Take Asia for example. The total population of the region is 4.3-billion people, and 1.7-billion of those live on $2 a day. That’s about 40 percent of the population of Asia. 80 to 90 percent of poor people in the region live in rural areas. In other words, poverty is big, and poverty is rural.
The stark numbers in Asia
If you take a quick look at startups which get coverage in the region, you’ll find a host of unique ideas, from A/B testing analytics to news reading to financial literacy to Yelp-like clones. But do any of these startups sound like they’re building products for people who live on $2 a day? The short answer is no.
This underlines one of those peculiarities of Asian startups in Asian markets. They have to wait for the market around them to grow in order for their product to prosper. If you do shoes e-commerce in Thailand, for example, you have a small minority at your disposal. Not only is it a mainly middle class market but it also requires that these people are internet savvy, and furthermore that they are willing to buy online. That’s a fraction of a fraction of a fraction. And even if 84 percent of APAC users are still interested in shopping online, the average internet penetration in Asia is at an average of 27 percent. 84 percent of 27 percent is roughly 975-million people. That’s about half of the 1.9-billion person population of Asia’s cities.
Building for city markets, not countryside markets
The endpoint of all these numbers is simple. Asian startups are profoundly disassociated with the problems of the rural world. Startups don’t build products for the poor, because they can’t make money off of the poor. Since startups must build on top of paying internet-savvy markets, they’re fundamentally elitist.
Startups that do build for the countryside
So, I lied. There are actually a few startups out there that do seem to be reaching products into the 99 percent. Singapore-based 8villages, which just grabbed a humble US$150 000 round of funding, focuses on connecting farmers and agribusinesses with information, the One Cent Movement gets consumers to skim off a few cents off their online purchases to go to donations, and Smart Txtbks in the Philippines scrunches textbooks into SIM cards for rural school kids.
Unfortunately, these social tech enterprises aren’t so sexy. And I think that’s a huge missed opportunity. Don’t underestimate that 1.7-billion people out there living on $2 a day.

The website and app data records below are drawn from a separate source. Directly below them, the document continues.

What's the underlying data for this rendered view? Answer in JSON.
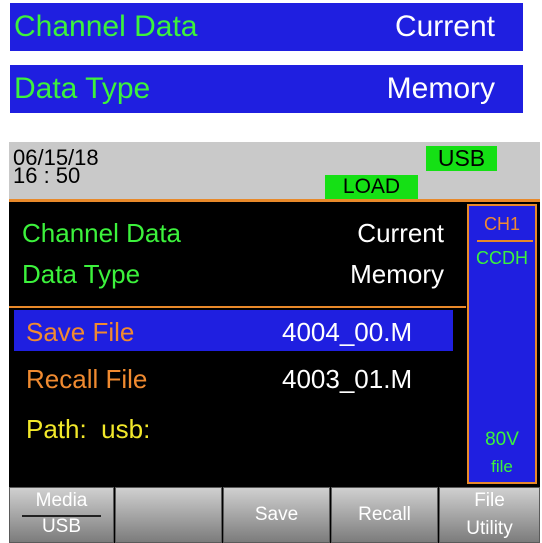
{
  "callouts": [
    {
      "label": "Channel Data",
      "value": "Current"
    },
    {
      "label": "Data Type",
      "value": "Memory"
    }
  ],
  "status": {
    "date": "06/15/18",
    "time": "16 : 50",
    "usb": "USB",
    "load": "LOAD"
  },
  "info": {
    "channel_data_label": "Channel Data",
    "channel_data_value": "Current",
    "data_type_label": "Data Type",
    "data_type_value": "Memory"
  },
  "files": {
    "save_label": "Save File",
    "save_value": "4004_00.M",
    "recall_label": "Recall File",
    "recall_value": "4003_01.M",
    "path_label": "Path:",
    "path_value": "usb:"
  },
  "side": {
    "channel": "CH1",
    "mode": "CCDH",
    "voltage": "80V",
    "file": "file"
  },
  "keys": {
    "media_top": "Media",
    "media_bottom": "USB",
    "blank": "",
    "save": "Save",
    "recall": "Recall",
    "file_utility_top": "File",
    "file_utility_bottom": "Utility"
  },
  "colors": {
    "accent_green": "#3cf23c",
    "highlight_blue": "#1f1fe0",
    "orange": "#e8892a",
    "yellow": "#f2e82a",
    "badge_green": "#15e015"
  }
}
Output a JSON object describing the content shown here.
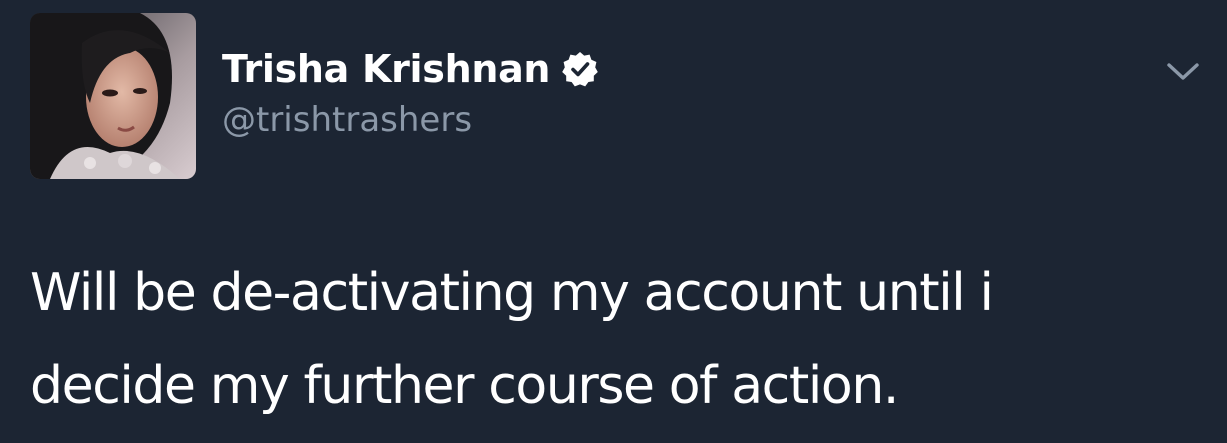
{
  "tweet": {
    "display_name": "Trisha Krishnan",
    "handle": "@trishtrashers",
    "verified": true,
    "text_line_1": "Will be de-activating my account until i",
    "text_line_2": "decide my further course of action."
  },
  "icons": {
    "verified": "verified-badge-icon",
    "menu": "chevron-down-icon"
  },
  "colors": {
    "background": "#1c2533",
    "name": "#ffffff",
    "handle": "#8b98a8",
    "text": "#ffffff",
    "chevron": "#8b98a8"
  }
}
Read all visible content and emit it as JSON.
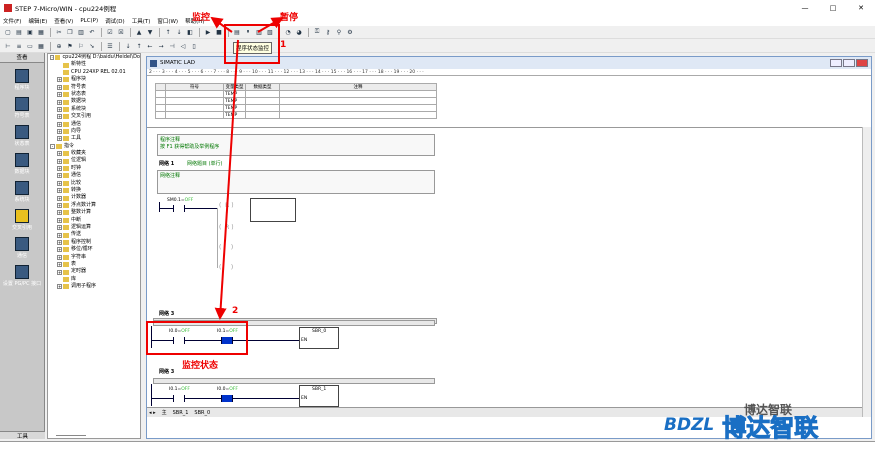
{
  "window": {
    "title": "STEP 7-Micro/WIN - cpu224例程",
    "min": "—",
    "max": "□",
    "close": "✕"
  },
  "menu": [
    "文件(F)",
    "编辑(E)",
    "查看(V)",
    "PLC(P)",
    "调试(D)",
    "工具(T)",
    "窗口(W)",
    "帮助(H)"
  ],
  "toolbar": {
    "tooltip": "程序状态监控"
  },
  "nav": {
    "header": "查看",
    "items": [
      "程序块",
      "符号表",
      "状态表",
      "数据块",
      "系统块",
      "交叉引用",
      "通信",
      "设置 PG/PC 接口"
    ],
    "footer": "工具"
  },
  "tree": {
    "rows": [
      {
        "t": "cpu224例程 D:\\baidu\\Heidel\\Do",
        "ex": "-",
        "ind": 0
      },
      {
        "t": "新特性",
        "ex": "",
        "ind": 1
      },
      {
        "t": "CPU 224XP REL 02.01",
        "ex": "",
        "ind": 1
      },
      {
        "t": "程序块",
        "ex": "+",
        "ind": 1
      },
      {
        "t": "符号表",
        "ex": "+",
        "ind": 1
      },
      {
        "t": "状态表",
        "ex": "+",
        "ind": 1
      },
      {
        "t": "数据块",
        "ex": "+",
        "ind": 1
      },
      {
        "t": "系统块",
        "ex": "+",
        "ind": 1
      },
      {
        "t": "交叉引用",
        "ex": "+",
        "ind": 1
      },
      {
        "t": "通信",
        "ex": "+",
        "ind": 1
      },
      {
        "t": "向导",
        "ex": "+",
        "ind": 1
      },
      {
        "t": "工具",
        "ex": "+",
        "ind": 1
      },
      {
        "t": "指令",
        "ex": "-",
        "ind": 0
      },
      {
        "t": "收藏夹",
        "ex": "+",
        "ind": 1
      },
      {
        "t": "位逻辑",
        "ex": "+",
        "ind": 1
      },
      {
        "t": "时钟",
        "ex": "+",
        "ind": 1
      },
      {
        "t": "通信",
        "ex": "+",
        "ind": 1
      },
      {
        "t": "比较",
        "ex": "+",
        "ind": 1
      },
      {
        "t": "转换",
        "ex": "+",
        "ind": 1
      },
      {
        "t": "计数器",
        "ex": "+",
        "ind": 1
      },
      {
        "t": "浮点数计算",
        "ex": "+",
        "ind": 1
      },
      {
        "t": "整数计算",
        "ex": "+",
        "ind": 1
      },
      {
        "t": "中断",
        "ex": "+",
        "ind": 1
      },
      {
        "t": "逻辑运算",
        "ex": "+",
        "ind": 1
      },
      {
        "t": "传送",
        "ex": "+",
        "ind": 1
      },
      {
        "t": "程序控制",
        "ex": "+",
        "ind": 1
      },
      {
        "t": "移位/循环",
        "ex": "+",
        "ind": 1
      },
      {
        "t": "字符串",
        "ex": "+",
        "ind": 1
      },
      {
        "t": "表",
        "ex": "+",
        "ind": 1
      },
      {
        "t": "定时器",
        "ex": "+",
        "ind": 1
      },
      {
        "t": "库",
        "ex": "",
        "ind": 1
      },
      {
        "t": "调用子程序",
        "ex": "+",
        "ind": 1
      }
    ]
  },
  "lad": {
    "title": "SIMATIC LAD",
    "ruler": "2 · · · 3 · · · 4 · · · 5 · · · 6 · · · 7 · · · 8 · · · 9 · · · 10 · · · 11 · · · 12 · · · 13 · · · 14 · · · 15 · · · 16 · · · 17 · · · 18 · · · 19 · · · 20 · · ·",
    "var_headers": [
      "",
      "符号",
      "变量类型",
      "数据类型",
      "注释"
    ],
    "var_rows": [
      "TEMP",
      "TEMP",
      "TEMP",
      "TEMP"
    ],
    "prog_comment_1": "程序注释",
    "prog_comment_2": "按 F1 获得帮助及举例程序",
    "net1_label": "网络 1",
    "net1_title": "网络题目 (单行)",
    "net1_comment": "网络注释",
    "net1_contact": "SM0.1=",
    "net1_contact_state": "OFF",
    "net3a_label": "网络 3",
    "net3a_c1": "I0.0=",
    "net3a_c1_state": "OFF",
    "net3a_c2": "I0.1=",
    "net3a_c2_state": "OFF",
    "net3a_block": "SBR_0",
    "en": "EN",
    "net3b_label": "网络 3",
    "net3b_c1": "I0.1=",
    "net3b_c1_state": "OFF",
    "net3b_c2": "I0.0=",
    "net3b_c2_state": "OFF",
    "net3b_block": "SBR_1",
    "tabs": [
      "主",
      "SBR_1",
      "SBR_0"
    ]
  },
  "annotations": {
    "monitor": "监控",
    "pause": "暂停",
    "num1": "1",
    "num2": "2",
    "monitor_state": "监控状态"
  },
  "watermark": {
    "logo": "BDZL",
    "cn": "博达智联",
    "small": "博达智联"
  },
  "colors": {
    "annotation": "#e00000",
    "on_contact": "#0033cc",
    "status_text": "#33bb33"
  }
}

It’s still a long time before that number will go below one billion.
This article by Anh-Minh Do originally appeared on Tech in Asia, a Burn Media publishing partner.